Even economists who can somehow manage to see some issues can’t accept that these issues mean anything for stocks. Late last week, Gustavo Reis, a senior international economist at Bank of America, wrote that global activity was ‘less than stellar” and that the data was “mixed.” The US outlook was “particularly foggy.” But he had his spin: “It is better than it looks.” Message: The data is crummy and the outlook is foggy, but stocks will go up.
It certainly has been one heck of a party, thanks to the Fed. How could anyone be crazy enough to want to miss out on this craziness?
Take the IPO market. What a blast we’re having. In October, 33 companies went public and raised over $12 billion. Then there was the Container Store. It has been around since 1978, but in July 2007, at the peak of the prior credit bubble, private-equity firm Leonard Green acquired most of it. On Friday, it was time to unload. That babe doubled on its first day of trading, from its IPO price of $18 a share to over $36. That’s what everyone wants. Not 25% a year, risk free. That’s lame. Any index fund can do that. But 100% in a single day. And yet, the company cranked out a loss last year and still doesn’t know how to make money.
It’s not unique. So far this year, 6 IPOs doubled on their first day, the Wall Street Journal reported. And 41% of the companies that went public had undergone LBOs, during which they’d been loaded up with debt. That debt, most of which continues to exist post-IPO, turns them into precarious structures if the Fed’s zero-interest-rate environment were to dissipate. Now their private-equity owners are unloading at peak valuations.
Then there’s Twitter, the shining star.
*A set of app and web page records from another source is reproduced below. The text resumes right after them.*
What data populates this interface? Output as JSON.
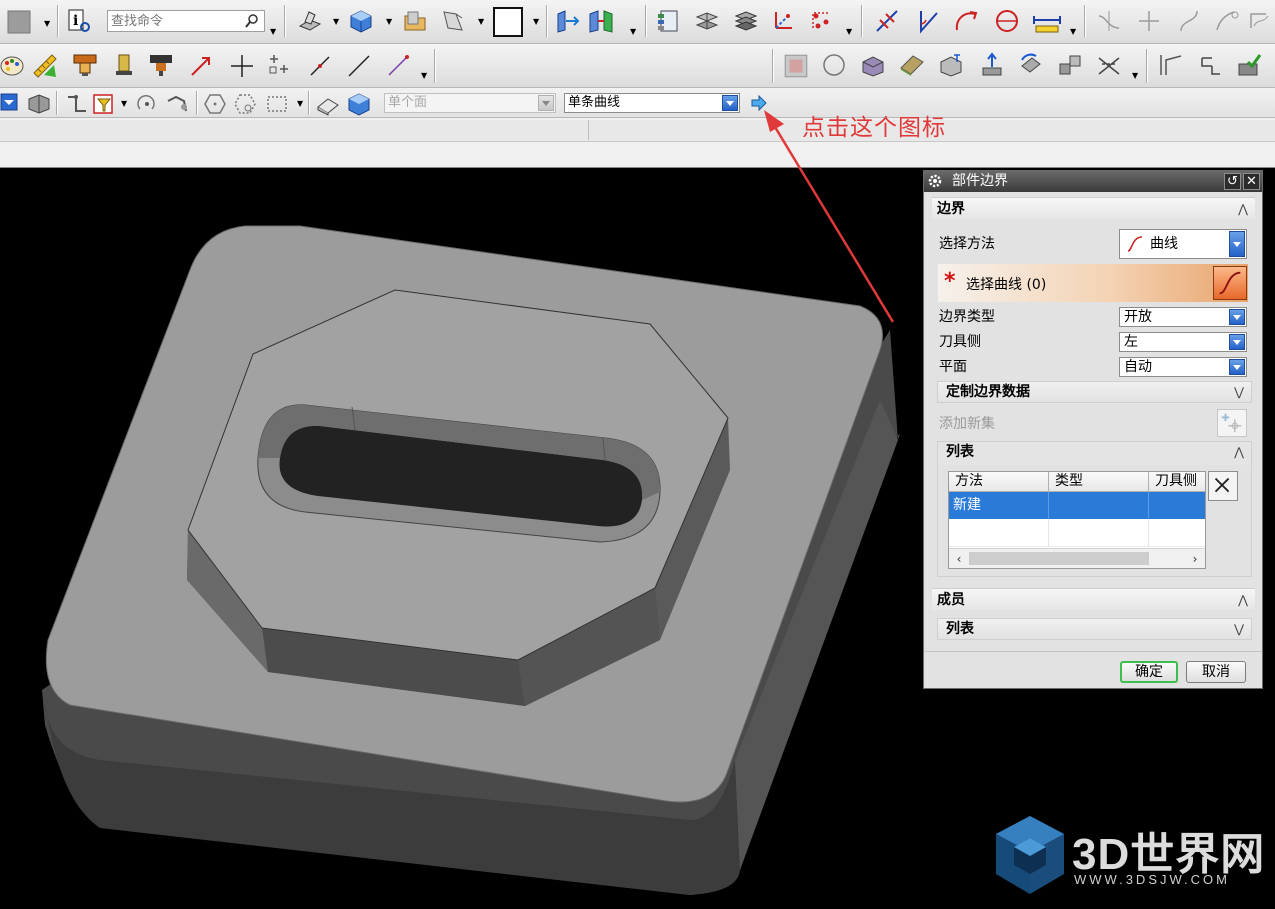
{
  "toolbar": {
    "search_placeholder": "查找命令"
  },
  "selection_bar": {
    "filter_value": "单个面",
    "curve_rule_value": "单条曲线"
  },
  "annotation": {
    "text": "点击这个图标",
    "color": "#e0393a"
  },
  "dialog": {
    "title": "部件边界",
    "section_boundary": "边界",
    "method_label": "选择方法",
    "method_value": "曲线",
    "select_curve_label": "选择曲线 (0)",
    "boundary_type_label": "边界类型",
    "boundary_type_value": "开放",
    "tool_side_label": "刀具侧",
    "tool_side_value": "左",
    "plane_label": "平面",
    "plane_value": "自动",
    "custom_boundary_data": "定制边界数据",
    "add_new_set": "添加新集",
    "list_header": "列表",
    "table": {
      "columns": [
        "方法",
        "类型",
        "刀具侧"
      ],
      "rows": [
        [
          "新建",
          "",
          ""
        ]
      ]
    },
    "members_header": "成员",
    "members_list_header": "列表",
    "ok": "确定",
    "cancel": "取消"
  },
  "watermark": {
    "main": "3D世界网",
    "sub": "WWW.3DSJW.COM"
  },
  "colors": {
    "selected_row": "#2a7ad8",
    "model_top": "#9a9a9a",
    "viewport_bg": "#000000"
  }
}
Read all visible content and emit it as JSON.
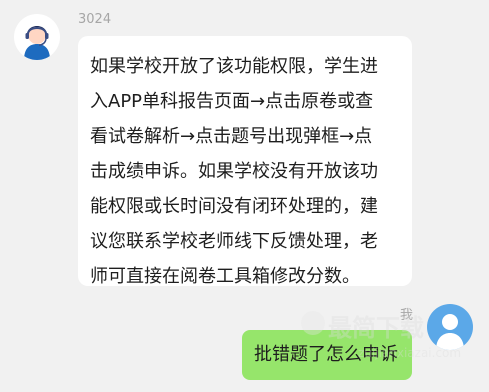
{
  "chat": {
    "agent": {
      "name": "3024",
      "avatar_icon": "support-agent-avatar-icon",
      "message": "如果学校开放了该功能权限，学生进\n入APP单科报告页面→点击原卷或查\n看试卷解析→点击题号出现弹框→点\n击成绩申诉。如果学校没有开放该功\n能权限或长时间没有闭环处理的，建\n议您联系学校老师线下反馈处理，老\n师可直接在阅卷工具箱修改分数。"
    },
    "user": {
      "name": "我",
      "avatar_icon": "user-avatar-icon",
      "message": "批错题了怎么申诉"
    }
  },
  "watermark": {
    "text": "最简下载",
    "url": "zuijianxiazai.com"
  },
  "colors": {
    "background": "#f1f1f1",
    "agent_bubble": "#ffffff",
    "user_bubble": "#96e56b",
    "name_text": "#a6a6a6",
    "user_avatar": "#5ba8e8"
  }
}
Its losses are expected to continue to grow. Its IPO price was raised today in the general euphoria to give it a market capitalization of over $15 billion, compared to Facebook’s $16 billion when it went public and flopped. But Facebook is making money. And it’s much larger.
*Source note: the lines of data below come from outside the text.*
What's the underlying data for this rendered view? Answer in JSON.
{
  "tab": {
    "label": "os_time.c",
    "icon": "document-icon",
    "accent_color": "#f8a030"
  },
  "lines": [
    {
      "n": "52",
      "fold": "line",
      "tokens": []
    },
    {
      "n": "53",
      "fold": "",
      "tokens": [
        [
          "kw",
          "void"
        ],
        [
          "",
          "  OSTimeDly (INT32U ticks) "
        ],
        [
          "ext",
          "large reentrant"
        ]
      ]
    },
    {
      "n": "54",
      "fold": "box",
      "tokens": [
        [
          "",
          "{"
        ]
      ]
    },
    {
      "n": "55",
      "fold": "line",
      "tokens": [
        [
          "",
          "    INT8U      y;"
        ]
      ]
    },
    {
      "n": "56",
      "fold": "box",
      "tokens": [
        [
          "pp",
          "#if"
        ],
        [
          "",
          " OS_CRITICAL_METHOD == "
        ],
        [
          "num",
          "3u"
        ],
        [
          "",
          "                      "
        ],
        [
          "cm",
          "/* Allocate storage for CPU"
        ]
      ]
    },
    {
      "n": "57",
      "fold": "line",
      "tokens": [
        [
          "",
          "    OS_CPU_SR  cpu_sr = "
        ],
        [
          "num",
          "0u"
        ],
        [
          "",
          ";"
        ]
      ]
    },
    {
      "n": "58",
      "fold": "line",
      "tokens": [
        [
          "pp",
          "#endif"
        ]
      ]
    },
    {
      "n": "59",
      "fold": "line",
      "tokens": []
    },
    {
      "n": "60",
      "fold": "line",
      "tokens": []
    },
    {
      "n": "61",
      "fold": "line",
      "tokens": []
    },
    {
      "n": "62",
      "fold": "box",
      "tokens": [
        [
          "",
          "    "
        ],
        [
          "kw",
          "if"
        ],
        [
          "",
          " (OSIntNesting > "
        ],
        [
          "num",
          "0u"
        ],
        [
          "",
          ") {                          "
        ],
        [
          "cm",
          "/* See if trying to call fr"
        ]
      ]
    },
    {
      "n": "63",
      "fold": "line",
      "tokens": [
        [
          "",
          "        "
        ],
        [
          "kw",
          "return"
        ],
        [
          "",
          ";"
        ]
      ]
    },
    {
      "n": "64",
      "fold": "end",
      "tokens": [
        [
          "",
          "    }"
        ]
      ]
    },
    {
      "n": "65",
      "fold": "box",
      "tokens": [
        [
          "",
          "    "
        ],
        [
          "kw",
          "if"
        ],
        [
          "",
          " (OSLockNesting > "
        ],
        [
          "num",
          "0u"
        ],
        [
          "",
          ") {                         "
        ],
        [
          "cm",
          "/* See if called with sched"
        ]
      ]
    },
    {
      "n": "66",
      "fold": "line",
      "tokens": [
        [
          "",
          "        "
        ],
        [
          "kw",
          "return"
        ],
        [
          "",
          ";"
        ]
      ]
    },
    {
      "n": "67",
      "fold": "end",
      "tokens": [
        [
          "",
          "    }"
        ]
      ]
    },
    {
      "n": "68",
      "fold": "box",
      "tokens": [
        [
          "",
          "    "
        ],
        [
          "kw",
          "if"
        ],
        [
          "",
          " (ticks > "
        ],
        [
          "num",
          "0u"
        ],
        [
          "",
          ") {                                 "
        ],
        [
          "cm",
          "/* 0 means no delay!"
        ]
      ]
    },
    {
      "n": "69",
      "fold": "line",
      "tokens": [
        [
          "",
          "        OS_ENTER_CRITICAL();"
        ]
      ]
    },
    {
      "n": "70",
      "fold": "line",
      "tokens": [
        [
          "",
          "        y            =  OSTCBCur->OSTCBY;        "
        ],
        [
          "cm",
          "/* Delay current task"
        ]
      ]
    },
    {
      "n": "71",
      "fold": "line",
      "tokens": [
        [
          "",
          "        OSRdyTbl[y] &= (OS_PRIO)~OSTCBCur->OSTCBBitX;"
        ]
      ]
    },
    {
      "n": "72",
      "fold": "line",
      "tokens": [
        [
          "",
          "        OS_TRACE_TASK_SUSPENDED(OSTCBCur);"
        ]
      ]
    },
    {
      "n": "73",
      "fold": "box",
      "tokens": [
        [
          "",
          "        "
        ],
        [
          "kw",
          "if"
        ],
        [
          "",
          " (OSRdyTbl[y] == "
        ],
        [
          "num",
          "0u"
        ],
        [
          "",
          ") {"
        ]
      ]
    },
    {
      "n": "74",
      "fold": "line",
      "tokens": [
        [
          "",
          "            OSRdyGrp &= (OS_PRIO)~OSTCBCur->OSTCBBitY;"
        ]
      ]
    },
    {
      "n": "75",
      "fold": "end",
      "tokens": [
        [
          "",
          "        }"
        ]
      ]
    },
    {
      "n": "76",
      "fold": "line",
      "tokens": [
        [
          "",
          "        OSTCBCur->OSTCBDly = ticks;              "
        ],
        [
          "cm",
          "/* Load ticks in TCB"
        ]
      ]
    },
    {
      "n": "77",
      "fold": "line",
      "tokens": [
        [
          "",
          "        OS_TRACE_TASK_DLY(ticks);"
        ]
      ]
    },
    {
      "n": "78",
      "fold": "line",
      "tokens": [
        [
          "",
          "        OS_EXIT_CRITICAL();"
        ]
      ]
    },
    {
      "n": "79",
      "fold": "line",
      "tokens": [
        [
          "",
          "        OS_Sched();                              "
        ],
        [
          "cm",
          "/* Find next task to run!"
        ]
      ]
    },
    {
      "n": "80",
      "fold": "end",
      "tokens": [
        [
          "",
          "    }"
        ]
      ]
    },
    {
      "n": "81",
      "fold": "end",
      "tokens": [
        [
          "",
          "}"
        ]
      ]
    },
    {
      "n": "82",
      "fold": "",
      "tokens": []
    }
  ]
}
There have been 190 IPOs so far this year that raised nearly $50 billion. The average gain in share price for IPOs so far: 30%. Not bad, given that many happened over the last few months. In 2012, already a hot year, 132 IPOs raised $45 billion.
A new – or rather refurbished – rationalization for tech IPOs is being dragged out of the barn: disrupt. For example, “In a slower-growth environment, the newer names are much more likely to be disruptive,” explained Alan Gayle, senior investment strategist at RidgeWorth Investments. “Disruptive companies are more likely to grow their top line at a fast pace,” he added. The top line – revenues – is the only place apparently where there is room for hope in many IPOs, their bottom line being a hopeless affair for years to come.
And US IPOs of Chinese companies are becoming hot again. These deals are fraught with perils, ownership uncertainties, and a disastrous history. But I’ve already heard it again: this time it’s different. Shares of Qunar, an online travel-bookings service, soared 89% the first day. And shares of China’s Craigslist, 58.com, jumped 42%. Or rather their loosely connected American depositary shares did, because US investors can’t actually own real shares of these companies.
Year to date, 61% of the companies that went public have lost money in the 12 months before their IPO, the highest ratio since 2000 – at the tippy top of the dotcom bubble. It was obvious back then, too. And when all the people who’d planned on getting out when things turned iffy got out, it become a bottomless pit.
Which is what the wealth manager asked: “How can I explain to my clients afterwards that we had a third crash in 15 years?”